Task details: Skip any image you find and restate the rest of the data word for word.
##### Exercise data #####
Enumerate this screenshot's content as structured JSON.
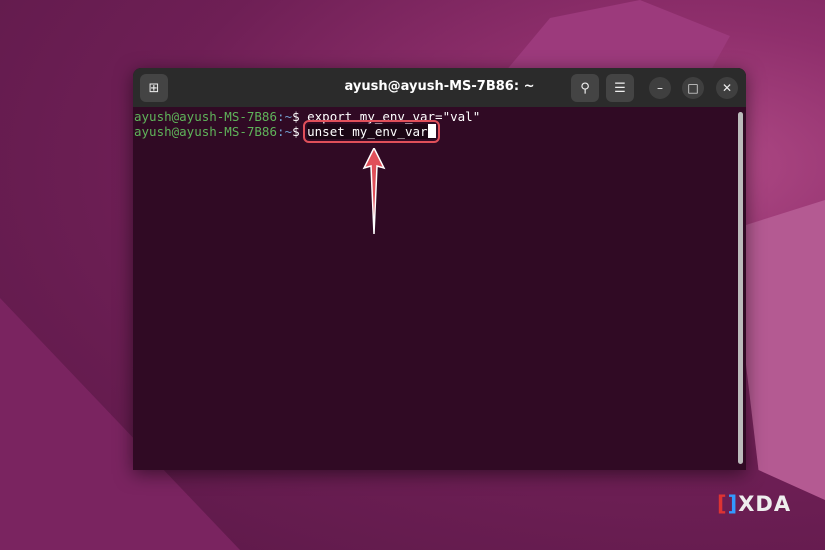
{
  "window": {
    "title": "ayush@ayush-MS-7B86: ~"
  },
  "icons": {
    "new_tab": "new-tab-icon",
    "search": "search-icon",
    "menu": "hamburger-menu-icon",
    "minimize": "minimize-icon",
    "maximize": "maximize-icon",
    "close": "close-icon"
  },
  "terminal": {
    "lines": [
      {
        "user": "ayush@ayush-MS-7B86",
        "path": ":~",
        "prompt": "$ ",
        "command": "export my_env_var=\"val\""
      },
      {
        "user": "ayush@ayush-MS-7B86",
        "path": ":~",
        "prompt": "$ ",
        "command": "unset my_env_var"
      }
    ]
  },
  "watermark": {
    "logo": "XDA"
  },
  "colors": {
    "highlight": "#e0505a",
    "terminal_bg": "#300a24"
  }
}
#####
Exercise response:
Enumerate this screenshot's content as structured JSON.
{
  "window": {
    "title": "ayush@ayush-MS-7B86: ~"
  },
  "icons": {
    "new_tab": "new-tab-icon",
    "search": "search-icon",
    "menu": "hamburger-menu-icon",
    "minimize": "minimize-icon",
    "maximize": "maximize-icon",
    "close": "close-icon"
  },
  "terminal": {
    "lines": [
      {
        "user": "ayush@ayush-MS-7B86",
        "path": ":~",
        "prompt": "$ ",
        "command": "export my_env_var=\"val\""
      },
      {
        "user": "ayush@ayush-MS-7B86",
        "path": ":~",
        "prompt": "$ ",
        "command": "unset my_env_var"
      }
    ]
  },
  "watermark": {
    "logo": "XDA"
  },
  "colors": {
    "highlight": "#e0505a",
    "terminal_bg": "#300a24"
  }
}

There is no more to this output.